Yes, you read the title just right!
Just as a ‘character’ defines an individual, ‘characteristics’ matter at the workplace, in organizations. And it all depends on what kind of a character one is portraying.
You must be thinking what’s the difference between a Superman and Spiderman apart from the fact that they both are superheroes but with different characters and characteristics? Well, let me tell you, Superman was ‘born’ Superman, whereas Spiderman was ‘created’.
And there is a difference between having innate qualities and, well, having qualities that have been infused into you, which can come and go (depending on external factors).
The story goes like: Superman was born Kal-El on the planet Krypton, before being rocketed to Earth as an infant by his scientist father Jor-El, moments before Krypton's destruction. Early in his childhood, he displays various superhuman abilities, which, upon reaching maturity, he resolves to use for the benefit of humanity through a "Superman" identity. (source: Wikipedia)
While Spiderman on the other hand, got bitten by a radioactive spider at a science exhibit! And that’s how he became Spiderman — it took a series of events to happen for him to become one.
Efforts are hard to make, the process is long-term and the returns are, well, somewhere in the future!
Now consider all this in an organizational context. I think (totally my perspective), organizational investment in creating Spidermen is low. No one wants to actively pursue the efforts that go into making a superhero. And no matter whatever the trend is (of organizations being gung-ho about the importance of L&D and aligning the L&D function to the other functions, and investment in LD as a smart choice), the reality is that apart from the technology that organizations are leveraging or can leverage, the use is only in dissemination of learning rather than the quality of learning that is customized for the employee. So, what else is there that organizations doing to really develop their employees? Is dissemination of information enough? How are organizations measuring that the
So, what else is there that organizations doing to really develop their employees? Is dissemination of information enough?

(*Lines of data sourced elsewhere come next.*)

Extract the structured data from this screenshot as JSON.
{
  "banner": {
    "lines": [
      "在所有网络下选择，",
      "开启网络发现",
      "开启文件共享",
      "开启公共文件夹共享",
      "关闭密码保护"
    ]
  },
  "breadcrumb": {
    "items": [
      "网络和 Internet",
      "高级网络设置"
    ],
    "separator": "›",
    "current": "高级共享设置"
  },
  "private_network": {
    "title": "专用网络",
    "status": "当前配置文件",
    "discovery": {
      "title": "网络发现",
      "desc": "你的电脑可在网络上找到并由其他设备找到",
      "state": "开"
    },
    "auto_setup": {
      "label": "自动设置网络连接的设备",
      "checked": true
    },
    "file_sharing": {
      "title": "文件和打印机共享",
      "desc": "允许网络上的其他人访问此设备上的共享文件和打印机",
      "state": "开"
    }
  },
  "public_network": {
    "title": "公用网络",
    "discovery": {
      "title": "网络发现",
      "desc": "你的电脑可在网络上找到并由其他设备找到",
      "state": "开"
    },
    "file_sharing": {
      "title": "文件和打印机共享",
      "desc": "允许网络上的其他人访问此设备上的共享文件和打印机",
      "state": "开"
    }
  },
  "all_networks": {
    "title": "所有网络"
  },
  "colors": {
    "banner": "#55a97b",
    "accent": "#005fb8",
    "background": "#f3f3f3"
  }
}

How are organizations measuring that the trainings etc. are actually supporting or developing people?
I recently stumbled on some literature of an investment banking firm for multi-millionaires. With some digging on Glassdoor, I went through the employee reviews. And this is what I found! The organization though super successful suffered from huge attrition rates, it had a culture that was termed as a ‘cult’ by ex-employees and had untenable management principles set in stone by the CEO who wants his employees to follow them religiously; along with principles that clearly define what and how an employee should prove his competency on. A few of the principles are outlined below to get Superheroes in the organization.
To Get the People Right…
- First, match the person to the design.
- Look for people who are willing to look at themselves objectively and have character.
- Conceptual thinking and common sense are required in order to assign someone the responsibility for achieving goals (as distinct from tasks).
- Recognize that the inevitable responsible party is the person who bears the consequences of what is done.
- The most important responsible parties are those who are most responsible for the goals, outcomes, and machines (they are those higher in the pyramid).
- Choose those who understand the difference between goals and tasks to run things.
- Recognize that People Are Built Very Differently — Think about their very different values, abilities, and skills.
- Understand what each person who works for you is like so that you know what to expect from them.
- Remember that people who see things and think one way often have difficulty communicating and relating to people who see things and think another way.
- Look for people who sparkle, not just “another one of those.”
- Pay for the person, not for the job.
- Constantly probe the people who report to you, and encourage them to probe you
But my question is: Can TA leaders/hiring managers truly do this? Is there bandwidth or the competency to do this? Won’t this require the managers to be superheroes themselves to be able to hire another stack of superheroes?
So what is the realistic expectation out of employees these days?
In a business ecosystem of born innovators, how much are experimentation and learning and development making a difference?
Is L&D making a difference at all?
Or is this is new fad? — to only hunt for superheroes?
I did most of my learning on the job. And I have truly admired people who have given me a chance to learn on the job! But somehow, I do feel that this is missing these days. We are not nurturing employees to develop anymore! We just want ready-made solutions that fit well with the organization goals and objectives!
Is there any room for error anymore?